In recent months there have been multiple vessels grounding on the Belize Barrier Reef, threatening the health of the World Heritage Site and lifeblood of the Belizean sea. On December 31, 2014, a French boat captain crashed his steel-hulled vessel into the reef near some coral rubble when he missed the channel near Caye Caulker. Just last week, a 12-foot by 6-foot deep water submersible was spotted lodged on the reef about six miles north of San Pedro Town on Ambergris Caye in the Mexico Rocks area, causing significant damage to coral reefs in the area, according to a review undertaken by OCEANA Belize and associated scientists. The Ministry of Forestry and Fisheries through its own Department of the Environment will undertake its own inquiry into the second incident and continues to work on the first. But priority number one, according to CEO Adele Catzim-Sanchez, is removing the precariously lodged vessel from the reef, and that may be easier said than done.
ADELE CATZIM- Ministry of Forestry, Fisheries and Sustainable Development
“We have done everything that we could have done to try to maintain the integrity of the boat while taking it off the reef system but we’ve not been able to do that. We’ve made several attempts since the first of January to do so and have invested quite a bit of resources in trying tio take the boat off the reef. The next step is for us to invest in breaking the ship into parts. Dismantle it in order to lift it off the reef so that it doesn’t continue to compromise the quality and integrity of the reef system. so , it’s one of those areas that you have to give and take, so their hoping that this experience enables us to strengthen us on how we move forward with our tourism sector.”
This incident and previous run-ins including the Westerhaven cargo ship near Glovers Reef, and Great Escape and Azteca near Ambergris Caye have forced the Ministry to develop its protocol for addressing incidents like these, drawing the line between uninhibited pleasure cruising of Belizean waters and lasting scars on the reef which provides such opportunities. Efforts continue, says Catzim-Sanchez, to bring the captain of the Caye Caulker vessel to justice.
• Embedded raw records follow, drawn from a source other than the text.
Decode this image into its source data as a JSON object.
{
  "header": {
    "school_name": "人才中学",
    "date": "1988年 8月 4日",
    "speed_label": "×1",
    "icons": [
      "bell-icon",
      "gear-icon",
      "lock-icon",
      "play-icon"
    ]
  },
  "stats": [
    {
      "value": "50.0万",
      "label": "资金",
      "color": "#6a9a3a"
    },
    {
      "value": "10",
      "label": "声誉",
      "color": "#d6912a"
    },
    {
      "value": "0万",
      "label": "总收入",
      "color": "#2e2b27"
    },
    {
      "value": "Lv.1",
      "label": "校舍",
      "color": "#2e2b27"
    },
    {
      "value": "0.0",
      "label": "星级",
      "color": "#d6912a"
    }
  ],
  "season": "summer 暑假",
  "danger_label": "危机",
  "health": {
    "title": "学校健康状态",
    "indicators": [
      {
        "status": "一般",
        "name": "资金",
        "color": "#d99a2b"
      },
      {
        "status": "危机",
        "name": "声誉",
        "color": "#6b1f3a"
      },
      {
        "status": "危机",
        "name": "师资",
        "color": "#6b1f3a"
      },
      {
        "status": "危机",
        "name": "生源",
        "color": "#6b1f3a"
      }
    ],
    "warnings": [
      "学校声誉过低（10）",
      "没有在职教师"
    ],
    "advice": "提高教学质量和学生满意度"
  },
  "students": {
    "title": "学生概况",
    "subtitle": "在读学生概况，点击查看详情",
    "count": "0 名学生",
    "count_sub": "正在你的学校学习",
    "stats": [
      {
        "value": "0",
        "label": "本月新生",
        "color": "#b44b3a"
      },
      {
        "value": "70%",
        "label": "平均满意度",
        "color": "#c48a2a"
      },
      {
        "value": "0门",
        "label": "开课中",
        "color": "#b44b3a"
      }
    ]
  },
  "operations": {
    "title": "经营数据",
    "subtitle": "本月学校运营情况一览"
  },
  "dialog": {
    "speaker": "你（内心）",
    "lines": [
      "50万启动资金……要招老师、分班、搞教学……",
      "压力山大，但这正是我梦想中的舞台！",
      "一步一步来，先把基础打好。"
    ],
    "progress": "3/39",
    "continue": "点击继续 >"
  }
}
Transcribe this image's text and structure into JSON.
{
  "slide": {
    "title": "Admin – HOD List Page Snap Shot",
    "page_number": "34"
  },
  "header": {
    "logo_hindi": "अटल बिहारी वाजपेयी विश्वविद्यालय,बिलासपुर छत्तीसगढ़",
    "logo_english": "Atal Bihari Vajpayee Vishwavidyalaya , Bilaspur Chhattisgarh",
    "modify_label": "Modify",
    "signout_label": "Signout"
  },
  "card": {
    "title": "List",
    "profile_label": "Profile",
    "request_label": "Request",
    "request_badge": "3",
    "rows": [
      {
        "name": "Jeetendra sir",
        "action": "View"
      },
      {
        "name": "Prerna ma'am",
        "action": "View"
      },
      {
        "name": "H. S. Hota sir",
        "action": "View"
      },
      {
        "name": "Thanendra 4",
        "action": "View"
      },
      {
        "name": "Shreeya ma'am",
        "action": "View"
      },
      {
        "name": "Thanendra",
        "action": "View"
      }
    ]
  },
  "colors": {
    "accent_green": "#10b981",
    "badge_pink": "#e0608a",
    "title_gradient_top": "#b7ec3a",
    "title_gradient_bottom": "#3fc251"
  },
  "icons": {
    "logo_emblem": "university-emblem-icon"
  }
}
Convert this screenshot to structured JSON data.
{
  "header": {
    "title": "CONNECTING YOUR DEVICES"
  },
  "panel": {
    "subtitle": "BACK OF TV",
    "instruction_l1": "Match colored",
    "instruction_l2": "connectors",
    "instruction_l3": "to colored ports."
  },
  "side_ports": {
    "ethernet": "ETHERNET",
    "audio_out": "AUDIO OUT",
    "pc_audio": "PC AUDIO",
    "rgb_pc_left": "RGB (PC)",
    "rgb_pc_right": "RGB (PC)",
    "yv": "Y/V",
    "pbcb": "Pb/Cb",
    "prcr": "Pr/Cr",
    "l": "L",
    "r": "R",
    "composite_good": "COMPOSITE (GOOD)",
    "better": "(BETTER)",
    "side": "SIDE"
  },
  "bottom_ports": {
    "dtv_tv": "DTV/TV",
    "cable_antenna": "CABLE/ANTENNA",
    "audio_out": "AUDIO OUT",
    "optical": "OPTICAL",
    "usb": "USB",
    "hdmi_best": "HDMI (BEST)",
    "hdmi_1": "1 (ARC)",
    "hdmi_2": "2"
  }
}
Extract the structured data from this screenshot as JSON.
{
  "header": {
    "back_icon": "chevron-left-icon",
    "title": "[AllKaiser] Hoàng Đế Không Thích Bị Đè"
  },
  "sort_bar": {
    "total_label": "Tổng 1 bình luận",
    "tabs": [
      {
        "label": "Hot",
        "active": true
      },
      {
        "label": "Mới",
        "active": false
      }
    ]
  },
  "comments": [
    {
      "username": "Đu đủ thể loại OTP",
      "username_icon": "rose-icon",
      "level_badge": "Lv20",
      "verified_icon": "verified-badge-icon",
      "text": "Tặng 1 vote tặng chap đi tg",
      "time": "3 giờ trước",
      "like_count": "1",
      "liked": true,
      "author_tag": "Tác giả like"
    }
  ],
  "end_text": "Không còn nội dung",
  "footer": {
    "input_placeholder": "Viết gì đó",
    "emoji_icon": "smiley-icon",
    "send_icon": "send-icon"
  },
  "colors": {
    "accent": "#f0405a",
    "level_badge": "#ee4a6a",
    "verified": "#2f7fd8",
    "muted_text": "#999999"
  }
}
“Our Ministry has been working with the Solicitor General’s Office to get their legal advice on how we can make charges in absentia,= and so even in terms of dismantling the boat and so on. All of that has required us to work with the Solicitor General, they have been very supportive in going through the legal system to get all the requisite legal documents in place to be able to do what is necessary to address the situation and that includes the work of negotiating the company. We have to make the assessment as soon as we get the boat off the reef because we have a preliminary assessment but not until we are able to lift the vessle off the reef that we will see all the extended damage. ”
With regard to the Mexico Rocks incident, Catzim says the Ministry’s information is being developed by a team in the field which has yet to make a report.
“I wouldn’t be able to comment on that as that is something that happened fairly recently and that and I really don’t have all the information to be able to speak fully in that particular situation. We can engage with the media and give an official update on that. I know it has been raised by a couple people- this week actually , to request that we also trigger that emergency response. I know for a fact that I have approved the staff of the Department of the environment going out into the feel to check out the situation. And so I am just awaiting the formal report that comes out of that assessment but we have activated our response. “
press release on Monday indicated that based on markings and serial numbers on the Mexico Rocks vessel, it has been identified as a remote operated vehicle that was “reported as ‘lost’ in Trinidad and Tobago in November, 2014.